5. Not Quite Human
Session 5 takes the lessons we learned in session 4 about "aliens" and applies them to real life. We’ll begin by brainstorming qualities that make people look down on a minority group, from sexual preference to skin color to body type. We’ll ask students to “rate” people who have these qualities, based on how they believe other students their age might think, using a scale like the one developed by psychologist Nour Kteily. Then we’ll set up improvisational situations in which a person from a particular identity group (say, a female who wants to play football on the school team) is treated differently from others. What is the person who’s discriminating against her thinking and feeling? What is the girl football player thinking and feeling?
6. A Story to Tell
Sessions 6 and 7 will empower students with basic writing techniques and at least two different “story seeds” that they can use to develop a short play that will represent the culmination of our workshop. We’ll begin by introducing the five fundamental parts of a story: Exposition, Inciting Incident, Rising Action, Climax, and Denouement. We’ll involve everyone in practicing these story parts in a group storytelling activity. Now, we’ll ask students to pick one of the identifiable groups we’ve discussed during the sessions (like a person with a disability or a person of a different race). The goal is to synopsize a story (in writing) starring a person from that group. How does their humanity transcends superficial differences?

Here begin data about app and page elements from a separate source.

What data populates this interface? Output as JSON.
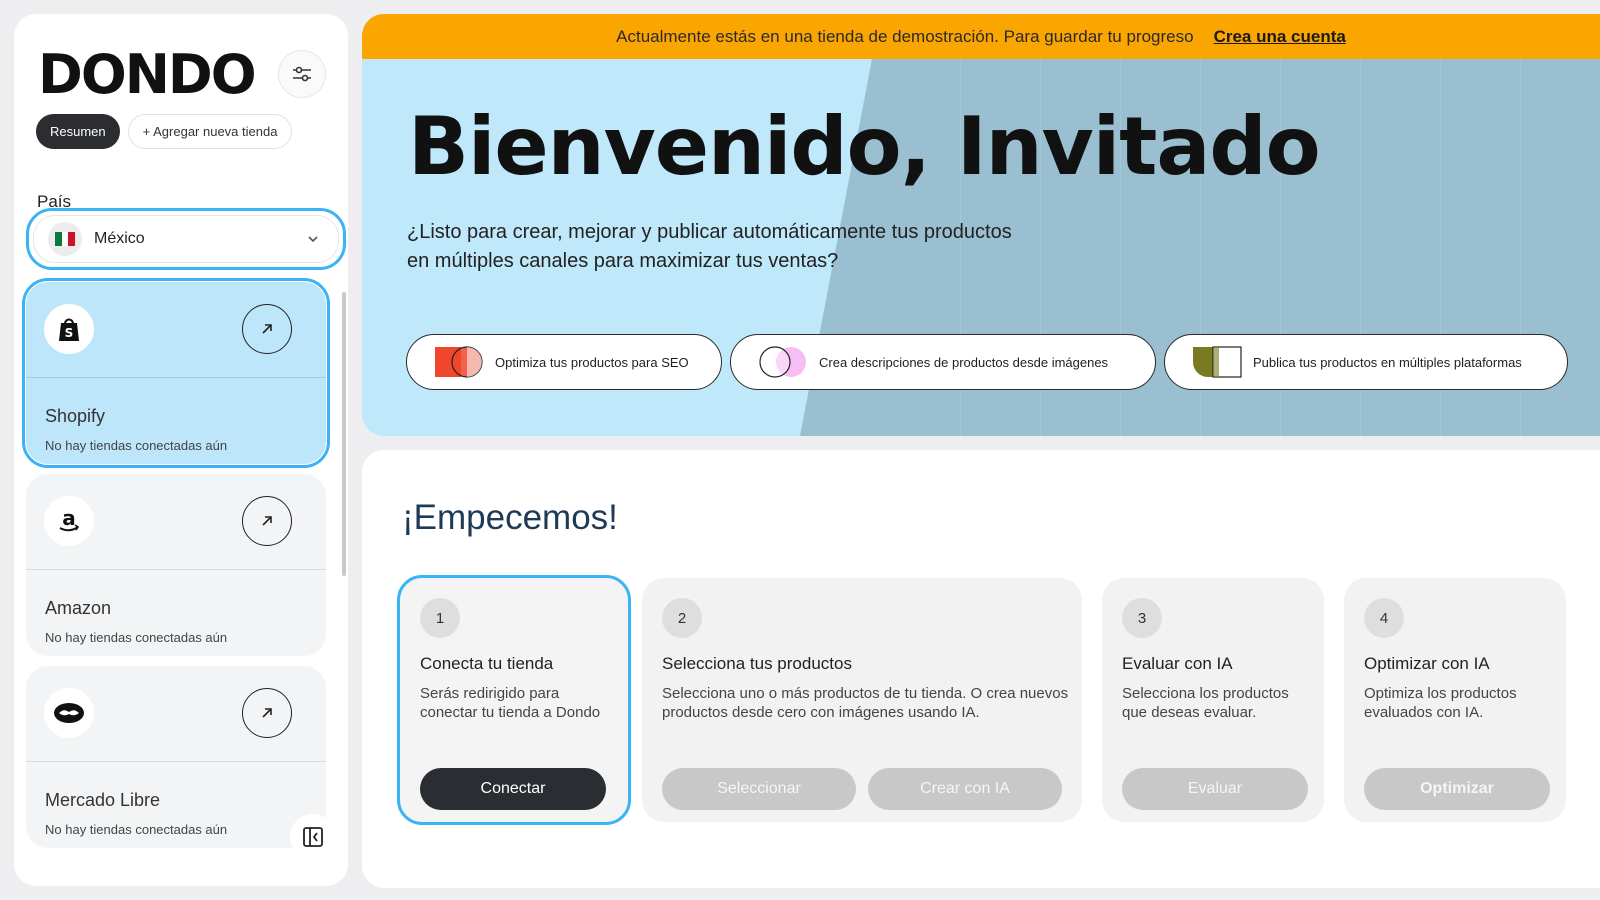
{
  "sidebar": {
    "logo": "DONDO",
    "summary_label": "Resumen",
    "add_store_label": "+ Agregar nueva tienda",
    "country_label": "País",
    "country_value": "México",
    "stores": [
      {
        "name": "Shopify",
        "status": "No hay tiendas conectadas aún",
        "icon": "shopify-bag-icon"
      },
      {
        "name": "Amazon",
        "status": "No hay tiendas conectadas aún",
        "icon": "amazon-logo-icon"
      },
      {
        "name": "Mercado Libre",
        "status": "No hay tiendas conectadas aún",
        "icon": "handshake-icon"
      }
    ]
  },
  "banner": {
    "text": "Actualmente estás en una tienda de demostración. Para guardar tu progreso",
    "link": "Crea una cuenta"
  },
  "hero": {
    "title": "Bienvenido, Invitado",
    "subtitle": "¿Listo para crear, mejorar y publicar automáticamente tus productos en múltiples canales para maximizar tus ventas?",
    "chips": [
      "Optimiza tus productos para SEO",
      "Crea descripciones de productos desde imágenes",
      "Publica tus productos en múltiples plataformas"
    ]
  },
  "start": {
    "title": "¡Empecemos!",
    "steps": [
      {
        "num": "1",
        "title": "Conecta tu tienda",
        "desc": "Serás redirigido para conectar tu tienda a Dondo",
        "buttons": [
          "Conectar"
        ]
      },
      {
        "num": "2",
        "title": "Selecciona tus productos",
        "desc": "Selecciona uno o más productos de tu tienda. O crea nuevos productos desde cero con imágenes usando IA.",
        "buttons": [
          "Seleccionar",
          "Crear con IA"
        ]
      },
      {
        "num": "3",
        "title": "Evaluar con IA",
        "desc": "Selecciona los productos que deseas evaluar.",
        "buttons": [
          "Evaluar"
        ]
      },
      {
        "num": "4",
        "title": "Optimizar con IA",
        "desc": "Optimiza los productos evaluados con IA.",
        "buttons": [
          "Optimizar"
        ]
      }
    ]
  },
  "colors": {
    "accent": "#3bb3f4",
    "banner": "#fba500",
    "hero_bg": "#bfe8fb",
    "dark_button": "#2a2d31"
  }
}
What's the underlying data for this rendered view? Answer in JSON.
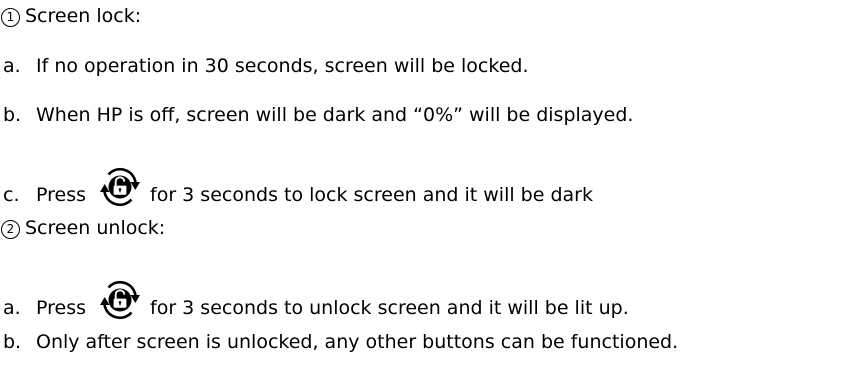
{
  "sections": [
    {
      "number": "1",
      "title": "Screen lock:",
      "items": [
        {
          "marker": "a.",
          "text": "If no operation in 30 seconds, screen will be locked."
        },
        {
          "marker": "b.",
          "text": "When HP is off, screen will be dark and “0%” will be displayed."
        },
        {
          "marker": "c.",
          "before": "Press",
          "icon": "lock-rotate-icon",
          "after": "for 3 seconds to lock screen and it will be dark"
        }
      ]
    },
    {
      "number": "2",
      "title": "Screen unlock:",
      "items": [
        {
          "marker": "a.",
          "before": "Press",
          "icon": "lock-rotate-icon",
          "after": "for 3 seconds to unlock screen and it will be lit up."
        },
        {
          "marker": "b.",
          "text": "Only after screen is unlocked, any other buttons can be functioned."
        }
      ]
    }
  ]
}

7. Keeping It Real
Students will come to class today with a description of a real person that they observed last night. The person should belong to at least one identity group that the student does not. (For example, a female Asian teen might observe an elderly Black male. He belongs to at least three identity groups that she does not based on their genders, races/ ethnicities, and ages.) Now, we’re going to develop the observed person into a fictional character. Students will pair up to answer a series of questions that develop a detailed biography for them. What does it feel like to walk in this person's shoes?
8. The Whole Story, Part A
Students will choose one of the stories they’ve developed in the last two classes. Their mission during Sessions 8 and 9 is to turn it into a play (a) that’s three minutes or less with (b) one or two characters and (c) no more than two scenes. Students will have most of the sessions to write, with the teaching artist circulating to read script segments and offer coaching. Towards the end of each session, we’ll have the students divide into pairs to share portions of their scripts and offer brief peer critiques.
9. The Whole Story, Part B
Continued from Session 8.
10. Bringing the Story to Life
Our final session will be dedicated to showcasing the students’ finished plays. If possible, we’ll invite students’ family members and adult members of the school community (like administrators) to watch the students present their work. Students who wrote a monologue will read their own scripts. Students who wrote a dialogue will read their scripts with the help of a partner. After allowing as many students as possible to perform, we’ll ask some of them to share briefly what they learned about taking the perspectives of people different from themselves.
$250 is the cost for a single workshop. If you schedule all 10 workshops at the same school during the same academic year, you'll receive a discount, which means you pay only the cost above.
Help your students recognize the common humanity that transcends our differences!
Prices are subject to change. A travel charge applies for destinations outside of a 20-mile radius from our office near downtown Louisville.